A psychiatrist attempts to treat David Dunn and Kevin Crumb,
unaware that Elijah Price plans to reveal superhumans to the world.
Written and Directed by M. Night Shyamalan
Starring James McAvoy, Bruce Willis, Samuel L. Jackson,
Sarah Paulson, Anya Taylor-Joy, Spencer Treat Clark,
Sequel to 2017's Split
I didn't think it was possible for me to be excited about an M. Night Shyamalan film again, but after he knocked it out of the park with Split, his career managed to achieve a second wind. He'd built a shared universe that nobody anticipated, revisiting the world he'd established with Unbreakable by introducing a villain every bit as strong as David Dunn (Bruce Willis). Glass was the film that would finally bring them together, with the sinister Elijah Price (Samuel L. Jackson) acting as the puppet master. Though the film had some faults, mainly in its third act, it's an entertaining and grounded finale to a franchise that virtually came out of nowhere.
The film picks up a few weeks after the events of Split, with David having been moonlighting as a vigilante for the past decade. When he and Kevin Crumb (James McAvoy, in yet another unbelievable film-stealing turn as Kevin and his host of personalities) are arrested and brought to a mental hospital, a specialist (Sarah Paulson) tries to convince them that they are not superhuman, but sick and disturbed. The film does drag a bit here due to a lot of expository dialogue and backtracking, but the performances outshine everything. Plus, the epic showdown between David and the Beast is nothing short of satisfying, even if it is cut short by Shyamalan's strangest twist, which makes sense in the context of the story but I wish had been previously established or hinted at. I won't spoil, but you'll know what I mean when you see it.

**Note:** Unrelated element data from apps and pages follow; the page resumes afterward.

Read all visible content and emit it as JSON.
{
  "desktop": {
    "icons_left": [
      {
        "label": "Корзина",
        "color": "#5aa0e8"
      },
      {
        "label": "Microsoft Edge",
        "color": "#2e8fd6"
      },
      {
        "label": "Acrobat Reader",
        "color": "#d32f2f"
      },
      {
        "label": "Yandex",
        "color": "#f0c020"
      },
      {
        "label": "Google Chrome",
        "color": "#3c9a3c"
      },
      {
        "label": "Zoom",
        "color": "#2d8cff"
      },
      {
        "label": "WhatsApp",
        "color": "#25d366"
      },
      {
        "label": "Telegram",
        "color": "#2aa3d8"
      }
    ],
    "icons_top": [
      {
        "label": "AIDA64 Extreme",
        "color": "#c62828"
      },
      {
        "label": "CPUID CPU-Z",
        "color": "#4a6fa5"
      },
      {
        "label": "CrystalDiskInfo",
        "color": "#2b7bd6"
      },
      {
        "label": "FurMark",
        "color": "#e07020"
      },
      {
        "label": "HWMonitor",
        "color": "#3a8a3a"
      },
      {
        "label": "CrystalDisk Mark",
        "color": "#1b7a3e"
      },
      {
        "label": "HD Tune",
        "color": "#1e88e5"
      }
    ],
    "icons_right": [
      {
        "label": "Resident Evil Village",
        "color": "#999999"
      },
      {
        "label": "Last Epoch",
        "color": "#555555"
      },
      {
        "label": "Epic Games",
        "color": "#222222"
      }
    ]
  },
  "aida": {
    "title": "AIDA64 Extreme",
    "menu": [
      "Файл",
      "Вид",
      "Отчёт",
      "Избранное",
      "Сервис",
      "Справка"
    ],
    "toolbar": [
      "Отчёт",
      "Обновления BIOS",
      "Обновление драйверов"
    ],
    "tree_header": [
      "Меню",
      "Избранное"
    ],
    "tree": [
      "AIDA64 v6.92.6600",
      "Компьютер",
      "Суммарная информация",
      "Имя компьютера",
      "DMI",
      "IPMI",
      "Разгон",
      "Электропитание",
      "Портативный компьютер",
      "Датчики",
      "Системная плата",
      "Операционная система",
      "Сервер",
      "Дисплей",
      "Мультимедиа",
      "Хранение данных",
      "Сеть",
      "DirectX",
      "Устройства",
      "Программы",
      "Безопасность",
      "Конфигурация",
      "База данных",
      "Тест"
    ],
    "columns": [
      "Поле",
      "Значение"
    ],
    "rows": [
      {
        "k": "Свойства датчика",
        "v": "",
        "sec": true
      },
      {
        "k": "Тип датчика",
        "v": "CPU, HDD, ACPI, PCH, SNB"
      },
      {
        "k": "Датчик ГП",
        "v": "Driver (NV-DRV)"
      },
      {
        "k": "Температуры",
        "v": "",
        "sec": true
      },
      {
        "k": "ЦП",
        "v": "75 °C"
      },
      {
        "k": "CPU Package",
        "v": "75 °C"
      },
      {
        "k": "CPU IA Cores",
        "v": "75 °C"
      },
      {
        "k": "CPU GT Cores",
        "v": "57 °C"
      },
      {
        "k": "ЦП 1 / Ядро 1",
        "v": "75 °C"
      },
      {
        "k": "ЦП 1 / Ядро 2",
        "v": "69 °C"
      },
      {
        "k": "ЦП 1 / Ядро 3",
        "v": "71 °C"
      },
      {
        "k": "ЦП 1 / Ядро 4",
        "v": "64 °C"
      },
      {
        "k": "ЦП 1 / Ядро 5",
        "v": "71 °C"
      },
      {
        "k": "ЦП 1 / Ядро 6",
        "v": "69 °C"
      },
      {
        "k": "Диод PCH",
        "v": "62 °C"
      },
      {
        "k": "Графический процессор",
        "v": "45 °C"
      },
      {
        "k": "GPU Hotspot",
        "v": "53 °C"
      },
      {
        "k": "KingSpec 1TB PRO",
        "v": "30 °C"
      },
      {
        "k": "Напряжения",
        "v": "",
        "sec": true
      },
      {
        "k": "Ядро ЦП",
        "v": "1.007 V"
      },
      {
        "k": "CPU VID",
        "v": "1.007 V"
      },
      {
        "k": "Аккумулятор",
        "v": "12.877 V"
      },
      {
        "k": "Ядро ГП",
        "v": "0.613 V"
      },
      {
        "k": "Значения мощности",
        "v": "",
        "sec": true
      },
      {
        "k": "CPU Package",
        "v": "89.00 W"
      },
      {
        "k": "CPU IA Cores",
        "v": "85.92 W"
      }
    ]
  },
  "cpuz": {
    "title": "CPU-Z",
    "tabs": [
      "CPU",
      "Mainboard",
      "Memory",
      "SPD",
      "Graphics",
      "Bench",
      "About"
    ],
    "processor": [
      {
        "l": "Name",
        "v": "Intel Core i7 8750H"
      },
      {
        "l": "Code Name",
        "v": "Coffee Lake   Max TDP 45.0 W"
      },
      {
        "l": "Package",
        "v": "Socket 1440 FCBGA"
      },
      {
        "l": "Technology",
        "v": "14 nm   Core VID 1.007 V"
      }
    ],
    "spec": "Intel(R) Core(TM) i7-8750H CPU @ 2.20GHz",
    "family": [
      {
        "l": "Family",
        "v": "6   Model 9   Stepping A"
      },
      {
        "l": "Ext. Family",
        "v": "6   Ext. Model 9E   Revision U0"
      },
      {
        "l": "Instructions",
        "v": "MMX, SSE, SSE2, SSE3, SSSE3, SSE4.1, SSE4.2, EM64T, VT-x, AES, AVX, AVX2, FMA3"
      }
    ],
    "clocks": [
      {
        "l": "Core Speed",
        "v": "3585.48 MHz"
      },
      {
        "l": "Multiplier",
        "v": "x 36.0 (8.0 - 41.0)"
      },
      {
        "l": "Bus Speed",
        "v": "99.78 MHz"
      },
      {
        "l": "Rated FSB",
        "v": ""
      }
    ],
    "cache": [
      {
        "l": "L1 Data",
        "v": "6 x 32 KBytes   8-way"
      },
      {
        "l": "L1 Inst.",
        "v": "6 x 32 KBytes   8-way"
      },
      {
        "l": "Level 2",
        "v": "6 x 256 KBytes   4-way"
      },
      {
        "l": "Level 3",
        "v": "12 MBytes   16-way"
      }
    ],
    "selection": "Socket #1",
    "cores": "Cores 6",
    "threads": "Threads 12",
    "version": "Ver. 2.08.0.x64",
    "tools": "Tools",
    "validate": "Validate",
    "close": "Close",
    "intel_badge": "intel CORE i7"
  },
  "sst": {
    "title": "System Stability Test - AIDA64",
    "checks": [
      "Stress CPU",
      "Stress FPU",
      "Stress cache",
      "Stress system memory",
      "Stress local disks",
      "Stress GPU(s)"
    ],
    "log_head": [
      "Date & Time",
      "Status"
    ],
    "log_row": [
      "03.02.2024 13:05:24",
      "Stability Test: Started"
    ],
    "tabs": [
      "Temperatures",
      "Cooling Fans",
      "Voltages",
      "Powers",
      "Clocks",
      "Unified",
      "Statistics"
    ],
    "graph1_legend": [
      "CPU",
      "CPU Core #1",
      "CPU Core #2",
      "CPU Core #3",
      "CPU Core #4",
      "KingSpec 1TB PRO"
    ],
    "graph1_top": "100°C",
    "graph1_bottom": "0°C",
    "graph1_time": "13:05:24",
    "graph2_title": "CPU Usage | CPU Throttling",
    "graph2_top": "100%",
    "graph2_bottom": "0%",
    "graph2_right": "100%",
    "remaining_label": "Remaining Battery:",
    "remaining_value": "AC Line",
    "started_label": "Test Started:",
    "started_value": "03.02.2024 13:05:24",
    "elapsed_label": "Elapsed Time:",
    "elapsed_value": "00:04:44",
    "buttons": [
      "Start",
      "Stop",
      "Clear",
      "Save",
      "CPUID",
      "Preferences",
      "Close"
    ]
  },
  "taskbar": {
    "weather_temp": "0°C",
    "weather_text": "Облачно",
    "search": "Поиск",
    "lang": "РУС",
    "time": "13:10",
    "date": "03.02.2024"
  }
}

For the third act of a secret franchise twenty years in the making, Glass ultimately did not disappoint. It was an engaging thriller that built on characters we've grown to love and hate over the past two films. McAvoy continues to prove he's one of the most underrated and talented performers in Hollywood, while Willis and Jackson both bring their A game. The film is obviously a lot more fun if you've seen both Unbreakable and Split, but it stands on its own as a grounded superhero film anyway.